One pos­sible solu­tion to the data prob­lem would in­clude the gov­ern­ment. The De­part­ment of Home­land Se­cur­ity is bring­ing to­geth­er or­gan­iz­a­tions—in­clud­ing in­surers and private com­pan­ies—to dis­cuss set­ting up a “third-party re­pos­it­ory” for cy­ber­in­cid­ent in­form­a­tion.

Such a re­pos­it­ory would take in an­onym­ous re­ports and make them avail­able to the pub­lic, so that in­surers, oth­er com­pan­ies, and re­search­ers would have a bet­ter sense of the fre­quency and scale of cy­ber­at­tacks, said Su­z­anne Spauld­ing, un­der sec­ret­ary for the DHS’s cy­ber arm, the Na­tion­al Pro­tec­tion and Pro­grams Dir­ect­or­ate.

“What are the kinds of in­form­a­tion that a com­pany might be com­fort­able provid­ing—again, without at­tri­bu­tion to the com­pany—and that would be use­ful, both for un­der­stand­ing the nature of the chal­lenge we’re fa­cing, but also for in­sur­ance folks to be­gin to de­vel­op products that could help pro­mote safety?” Spauld­ing asked dur­ing a cy­ber­insur­ance event at the Cen­ter for Stra­tegic and In­ter­na­tion­al Stud­ies last month.

Such a re­pos­it­ory is inch­ing to­wards real­ity.
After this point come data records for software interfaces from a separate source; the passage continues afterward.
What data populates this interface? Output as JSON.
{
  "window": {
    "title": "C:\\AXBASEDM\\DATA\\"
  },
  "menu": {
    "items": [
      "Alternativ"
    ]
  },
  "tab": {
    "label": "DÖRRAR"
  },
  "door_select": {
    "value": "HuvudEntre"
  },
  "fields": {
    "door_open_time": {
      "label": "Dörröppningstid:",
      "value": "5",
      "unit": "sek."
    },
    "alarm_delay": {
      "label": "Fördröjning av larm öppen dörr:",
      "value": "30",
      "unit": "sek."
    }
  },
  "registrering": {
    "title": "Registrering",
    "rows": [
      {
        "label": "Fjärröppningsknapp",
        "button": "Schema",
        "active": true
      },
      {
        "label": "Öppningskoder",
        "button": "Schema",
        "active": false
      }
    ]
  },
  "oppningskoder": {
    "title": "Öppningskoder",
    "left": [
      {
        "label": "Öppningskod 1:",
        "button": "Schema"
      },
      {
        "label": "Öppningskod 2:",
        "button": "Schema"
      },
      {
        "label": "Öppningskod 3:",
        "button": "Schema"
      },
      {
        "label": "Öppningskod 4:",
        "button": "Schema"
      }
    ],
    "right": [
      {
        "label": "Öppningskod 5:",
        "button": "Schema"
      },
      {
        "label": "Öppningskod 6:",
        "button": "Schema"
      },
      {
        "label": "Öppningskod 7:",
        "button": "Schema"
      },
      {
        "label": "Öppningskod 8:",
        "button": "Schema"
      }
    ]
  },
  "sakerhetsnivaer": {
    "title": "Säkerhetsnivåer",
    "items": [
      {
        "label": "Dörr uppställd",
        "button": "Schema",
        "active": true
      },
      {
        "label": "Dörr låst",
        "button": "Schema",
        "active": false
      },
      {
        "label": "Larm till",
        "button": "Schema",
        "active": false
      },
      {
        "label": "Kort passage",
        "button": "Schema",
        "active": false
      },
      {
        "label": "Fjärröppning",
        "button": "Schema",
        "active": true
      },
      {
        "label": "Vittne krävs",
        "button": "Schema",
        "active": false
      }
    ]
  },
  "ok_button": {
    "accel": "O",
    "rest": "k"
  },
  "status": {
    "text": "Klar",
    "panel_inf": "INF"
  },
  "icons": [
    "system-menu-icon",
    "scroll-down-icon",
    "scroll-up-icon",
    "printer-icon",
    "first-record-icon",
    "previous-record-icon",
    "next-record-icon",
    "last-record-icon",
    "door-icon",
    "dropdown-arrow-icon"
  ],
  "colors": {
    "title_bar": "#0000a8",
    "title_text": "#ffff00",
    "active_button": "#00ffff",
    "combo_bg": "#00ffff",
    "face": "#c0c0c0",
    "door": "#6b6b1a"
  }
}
A DHS work­ing group ded­ic­ated to cy­ber in­cid­ent data pub­lished a white pa­per last month with 16 data cat­egor­ies it pro­posed for the re­pos­it­ory. The cat­egor­ies in­clude a timeline of the in­cid­ent, its sever­ity, the ap­par­ent goals of the at­tack, the as­sets af­fected or com­prom­ised by the at­tack, and the cost of the breach.

Without this data, the only op­tion avail­able to in­surers is com­ing up with a com­puter mod­el to pre­dict cy­ber risk, a field which Tore­gas says is “totally at its in­fancy.”

But the need for cy­ber­insur­ance is high and grow­ing, and not just to pro­tect com­pan­ies from the of­ten dis­astrous ef­fects of a breach.

“The un­der­writ­ing pro­cess it­self can bol­ster cy­ber­se­cur­ity,” said Treas­ury Un­der Sec­ret­ary Sarah Bloom Raskin at the CSIS event. “To qual­i­fy for cy­ber­insur­ance, a busi­ness typ­ic­ally fills out an ap­plic­a­tion seek­ing de­tails on its risk level and con­trols that mit­ig­ate the risk—the act of en­ga­ging in this pro­cess helps busi­nesses identi­fy tools and best prac­tices that they may be lack­ing.”

For now, the size of the cy­ber­se­cur­ity in­sur­ance mar­ket re­mains a frac­tion of its po­ten­tial.

“The un­lock­ing of the po­ten­tial mar­ket in­to the hun­dreds of bil­lions of dol­lars will hap­pen when they either de­vel­op a com­pre­hens­ive kind of stat­ist­ic­al base of losses, or some strong mod­els that can tell them with some level of con­fid­ence, ‘I pre­dict that if you do the fol­low­ing five things, your losses will be lower than the oth­er guy who had only four of those things ticked,’” said Tore­gas.

(Image via Tammy54/Shutterstock.com)